On May 1, 1900, an explosion tore through the Winters Quarter mine near Scofield, Utah. At least 200 men died in the Scofield Mine disaster, some from the explosion, others from the suffocating gases that followed. The accident left 107 widows and 268 fatherless children, and it wasn’t long before terrified miners began reporting ghosts.

On January 19, 1901, Montana’s Anaconda Standard published the following:

“A headless ghost has been the cause of a great deal of trouble for the Pleasant Valley Coal company in its Winter Quarter mine in Utah. It has frequently been seen by the miners in the various drifts. It walks about the mine at all seasons, and no one knows when he will meet him or glance over his shoulder to see the headless one standing close behind him. The miners, most of whom are Slavs and Hungarians, are so frightened by its presence and by certain supernatural noises and manifestations that several times they have been on the point of stopping work.”

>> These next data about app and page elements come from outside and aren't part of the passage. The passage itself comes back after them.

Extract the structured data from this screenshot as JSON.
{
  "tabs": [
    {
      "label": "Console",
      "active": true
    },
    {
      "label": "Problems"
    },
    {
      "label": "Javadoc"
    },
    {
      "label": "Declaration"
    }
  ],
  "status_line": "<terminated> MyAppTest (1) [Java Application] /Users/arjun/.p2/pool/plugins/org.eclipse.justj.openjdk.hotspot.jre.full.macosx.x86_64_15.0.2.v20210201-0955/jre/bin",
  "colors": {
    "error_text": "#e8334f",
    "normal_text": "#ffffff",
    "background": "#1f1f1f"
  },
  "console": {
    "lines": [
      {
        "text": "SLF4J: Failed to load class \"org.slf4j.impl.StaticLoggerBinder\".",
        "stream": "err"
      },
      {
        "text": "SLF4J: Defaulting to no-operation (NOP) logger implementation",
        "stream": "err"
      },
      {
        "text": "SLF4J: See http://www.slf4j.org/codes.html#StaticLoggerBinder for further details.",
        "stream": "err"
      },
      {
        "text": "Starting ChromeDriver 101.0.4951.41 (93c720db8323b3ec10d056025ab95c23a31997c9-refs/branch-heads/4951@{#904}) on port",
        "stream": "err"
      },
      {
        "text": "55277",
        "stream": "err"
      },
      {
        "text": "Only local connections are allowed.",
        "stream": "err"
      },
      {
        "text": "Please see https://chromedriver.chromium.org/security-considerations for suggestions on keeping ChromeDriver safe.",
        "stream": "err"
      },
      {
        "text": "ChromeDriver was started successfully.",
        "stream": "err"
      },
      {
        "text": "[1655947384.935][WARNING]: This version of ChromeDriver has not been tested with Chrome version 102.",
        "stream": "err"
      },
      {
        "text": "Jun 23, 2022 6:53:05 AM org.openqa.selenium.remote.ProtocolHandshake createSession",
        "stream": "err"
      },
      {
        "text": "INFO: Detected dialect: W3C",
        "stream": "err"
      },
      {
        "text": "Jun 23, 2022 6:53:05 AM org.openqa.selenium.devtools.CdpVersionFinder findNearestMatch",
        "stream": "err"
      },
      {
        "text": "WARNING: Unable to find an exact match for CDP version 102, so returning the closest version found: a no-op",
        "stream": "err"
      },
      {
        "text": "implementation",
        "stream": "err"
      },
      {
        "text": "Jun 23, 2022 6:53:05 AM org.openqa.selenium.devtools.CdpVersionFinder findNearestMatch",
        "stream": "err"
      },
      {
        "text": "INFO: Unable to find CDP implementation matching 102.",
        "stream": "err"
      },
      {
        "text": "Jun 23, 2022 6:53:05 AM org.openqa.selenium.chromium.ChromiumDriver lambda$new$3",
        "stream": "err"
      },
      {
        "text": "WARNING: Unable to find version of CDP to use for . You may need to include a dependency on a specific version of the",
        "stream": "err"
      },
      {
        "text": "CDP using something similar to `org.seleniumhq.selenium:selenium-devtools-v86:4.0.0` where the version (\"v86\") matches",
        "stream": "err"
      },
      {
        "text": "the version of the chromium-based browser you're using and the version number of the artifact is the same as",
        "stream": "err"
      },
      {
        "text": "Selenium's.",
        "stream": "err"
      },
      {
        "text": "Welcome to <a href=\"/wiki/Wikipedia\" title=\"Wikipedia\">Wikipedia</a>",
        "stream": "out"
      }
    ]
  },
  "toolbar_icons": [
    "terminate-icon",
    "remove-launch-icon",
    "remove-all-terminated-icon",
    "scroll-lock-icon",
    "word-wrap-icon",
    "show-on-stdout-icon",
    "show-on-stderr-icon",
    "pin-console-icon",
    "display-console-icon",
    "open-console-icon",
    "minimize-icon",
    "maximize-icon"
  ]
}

It seems the paranormal activity wasn’t limited to the mine. On February 3, 1901, The Salt Lake Herald published an article about eerie lights in the nearby Scofield cemetery.

“It is stated that blue lights are to be seen any dark night in the cemetery, and that many of the miners are of the opinion that these lights are the ghosts of the dead miners. And, furthermore, at a certain hour every day, from 12 to 2 o’clock, crackings and hissings are to be heard in the mine and many of the men refuse to work in the mine during that period.”

Believe or not, strange sounds continue to this day. Visitors camping near the mine report hearing crying, moaning, and shouts from unseen people. Some speculate it’s the voices of the victims’ widows, weeping for the dead and all that they lost. Others blame the eerie sounds on the wind or people camping nearby. What do you think? Do the ghosts of the Scofield Mine disaster linger on, exactly 117 years later?